▶ [TASK GOAL] Repeat the records word for word, excluding any picture.

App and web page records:

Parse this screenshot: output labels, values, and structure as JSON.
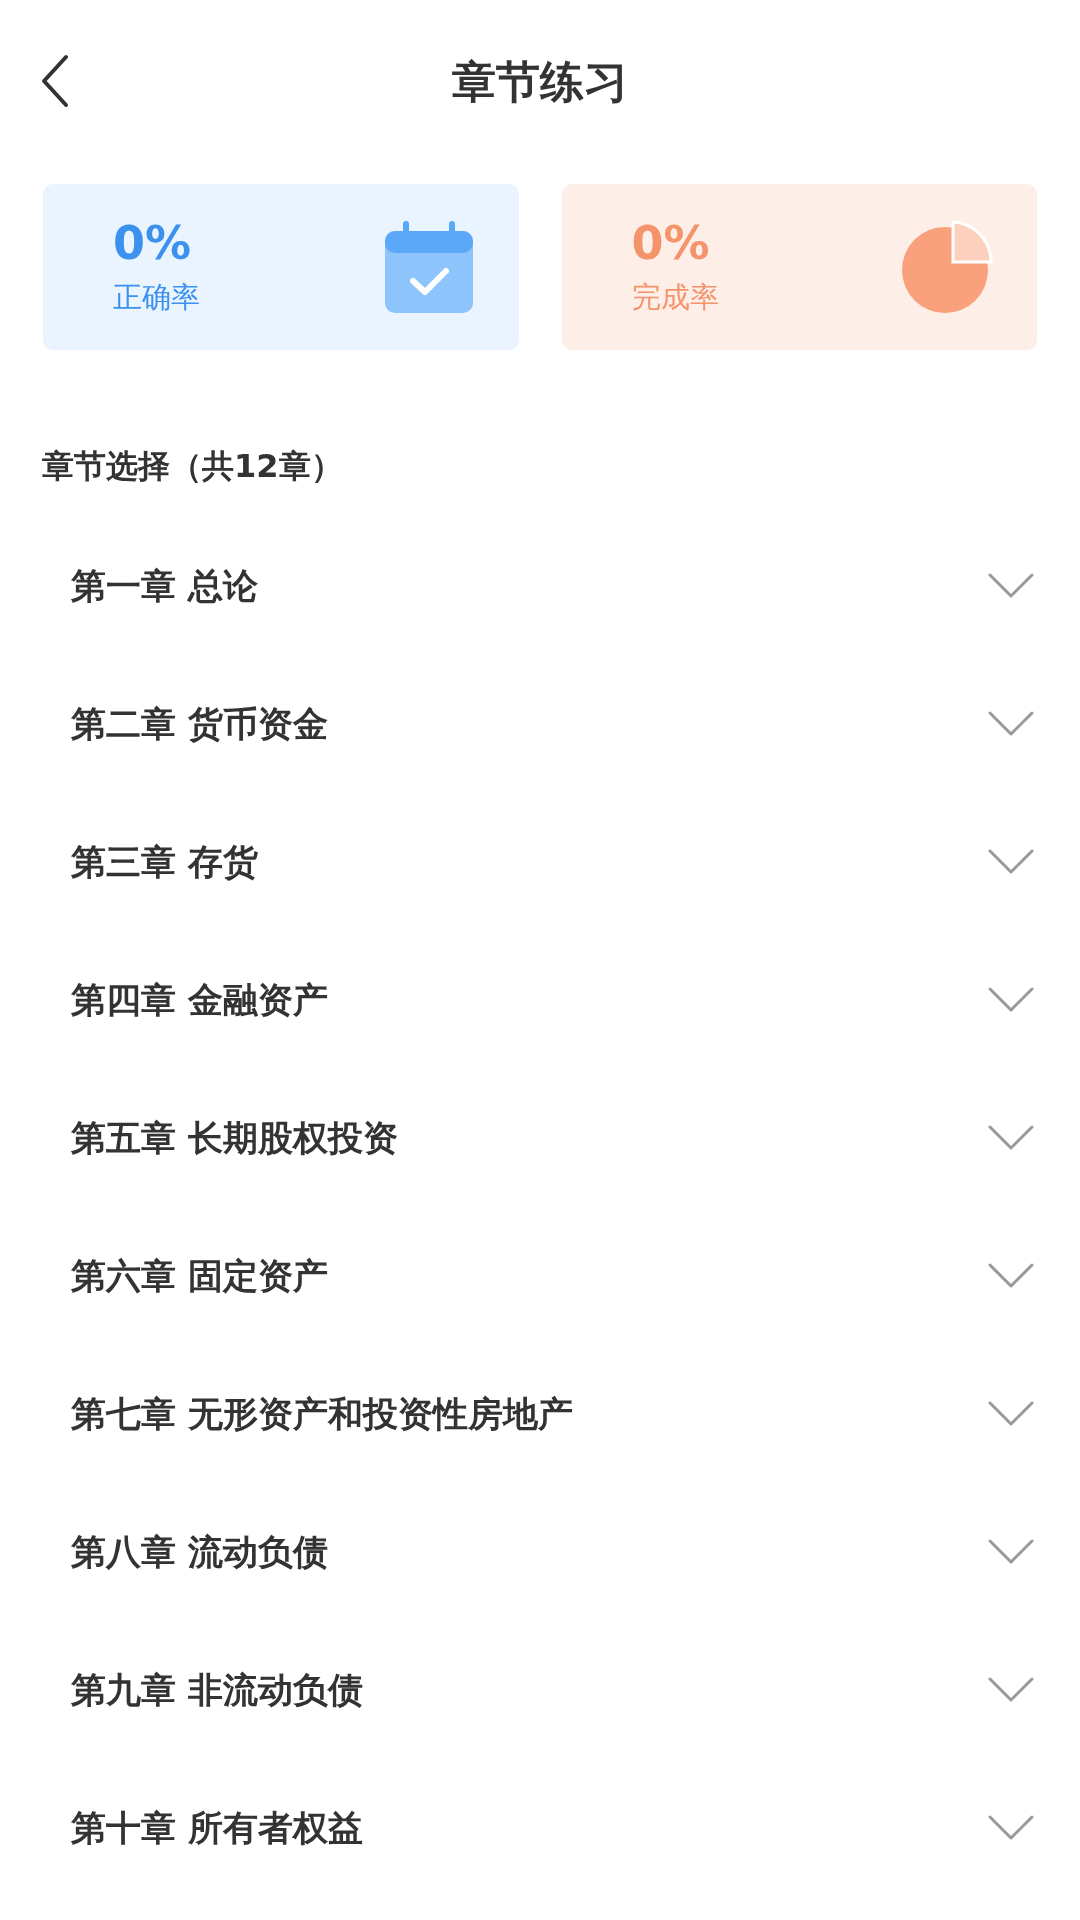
{
  "header": {
    "title": "章节练习"
  },
  "stats": [
    {
      "kind": "accuracy",
      "value": "0%",
      "label": "正确率"
    },
    {
      "kind": "completion",
      "value": "0%",
      "label": "完成率"
    }
  ],
  "section_title": "章节选择（共12章）",
  "chapters": [
    {
      "label": "第一章 总论",
      "expanded": false
    },
    {
      "label": "第二章 货币资金",
      "expanded": false
    },
    {
      "label": "第三章 存货",
      "expanded": false
    },
    {
      "label": "第四章 金融资产",
      "expanded": false
    },
    {
      "label": "第五章 长期股权投资",
      "expanded": false
    },
    {
      "label": "第六章 固定资产",
      "expanded": false
    },
    {
      "label": "第七章 无形资产和投资性房地产",
      "expanded": false
    },
    {
      "label": "第八章 流动负债",
      "expanded": false
    },
    {
      "label": "第九章 非流动负债",
      "expanded": false
    },
    {
      "label": "第十章 所有者权益",
      "expanded": false
    }
  ]
}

▶ [REPLY TO THE EXERCISE]
Parse this screenshot: output labels, values, and structure as JSON.
{
  "header": {
    "title": "章节练习"
  },
  "stats": [
    {
      "kind": "accuracy",
      "value": "0%",
      "label": "正确率"
    },
    {
      "kind": "completion",
      "value": "0%",
      "label": "完成率"
    }
  ],
  "section_title": "章节选择（共12章）",
  "chapters": [
    {
      "label": "第一章 总论",
      "expanded": false
    },
    {
      "label": "第二章 货币资金",
      "expanded": false
    },
    {
      "label": "第三章 存货",
      "expanded": false
    },
    {
      "label": "第四章 金融资产",
      "expanded": false
    },
    {
      "label": "第五章 长期股权投资",
      "expanded": false
    },
    {
      "label": "第六章 固定资产",
      "expanded": false
    },
    {
      "label": "第七章 无形资产和投资性房地产",
      "expanded": false
    },
    {
      "label": "第八章 流动负债",
      "expanded": false
    },
    {
      "label": "第九章 非流动负债",
      "expanded": false
    },
    {
      "label": "第十章 所有者权益",
      "expanded": false
    }
  ]
}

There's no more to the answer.